TASK INSTRUCTIONS — Whenever the string "time" turns up in a line below, that line should be copied.

RECORDS SUPPLIED —
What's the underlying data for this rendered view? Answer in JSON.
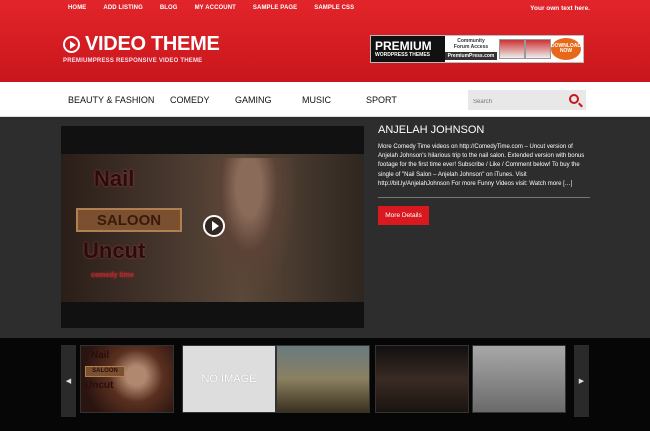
{
  "topnav": {
    "items": [
      "HOME",
      "ADD LISTING",
      "BLOG",
      "MY ACCOUNT",
      "SAMPLE PAGE",
      "SAMPLE CSS"
    ],
    "right_text": "Your own text here."
  },
  "logo": {
    "title": "VIDEO THEME",
    "subtitle": "PREMIUMPRESS RESPONSIVE VIDEO THEME"
  },
  "banner": {
    "premium": "PREMIUM",
    "wordpress": "WORDPRESS THEMES",
    "community": "Community",
    "forum": "Forum Access",
    "site": "PremiumPress.com",
    "download": "DOWNLOAD NOW"
  },
  "categories": [
    "BEAUTY & FASHION",
    "COMEDY",
    "GAMING",
    "MUSIC",
    "SPORT"
  ],
  "search": {
    "placeholder": "Search"
  },
  "featured": {
    "title": "ANJELAH JOHNSON",
    "description": "More Comedy Time videos on http://ComedyTime.com – Uncut version of Anjelah Johnson's hilarious trip to the nail salon. Extended version with bonus footage for the first time ever! Subscribe / Like / Comment below! To buy the single of \"Nail Salon – Anjelah Johnson\" on iTunes. Visit http://bit.ly/AnjelahJohnson  For more Funny Videos visit: Watch more […]",
    "button": "More Details",
    "video_text": {
      "line1": "Nail",
      "line2": "SALOON",
      "line3": "Uncut",
      "brand": "comedy time"
    }
  },
  "carousel": {
    "prev": "◀",
    "next": "▶",
    "no_image": "NO IMAGE",
    "thumb1_text": {
      "line1": "Nail",
      "line2": "SALOON",
      "line3": "Uncut"
    }
  },
  "colors": {
    "brand_red": "#d9191f",
    "header_dark_red": "#c8161c",
    "content_bg": "#2d2d2d"
  }
}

YOUR RESPONSE —
    "description": "More Comedy Time videos on http://ComedyTime.com – Uncut version of Anjelah Johnson's hilarious trip to the nail salon. Extended version with bonus footage for the first time ever! Subscribe / Like / Comment below! To buy the single of \"Nail Salon – Anjelah Johnson\" on iTunes. Visit http://bit.ly/AnjelahJohnson  For more Funny Videos visit: Watch more […]",
      "brand": "comedy time"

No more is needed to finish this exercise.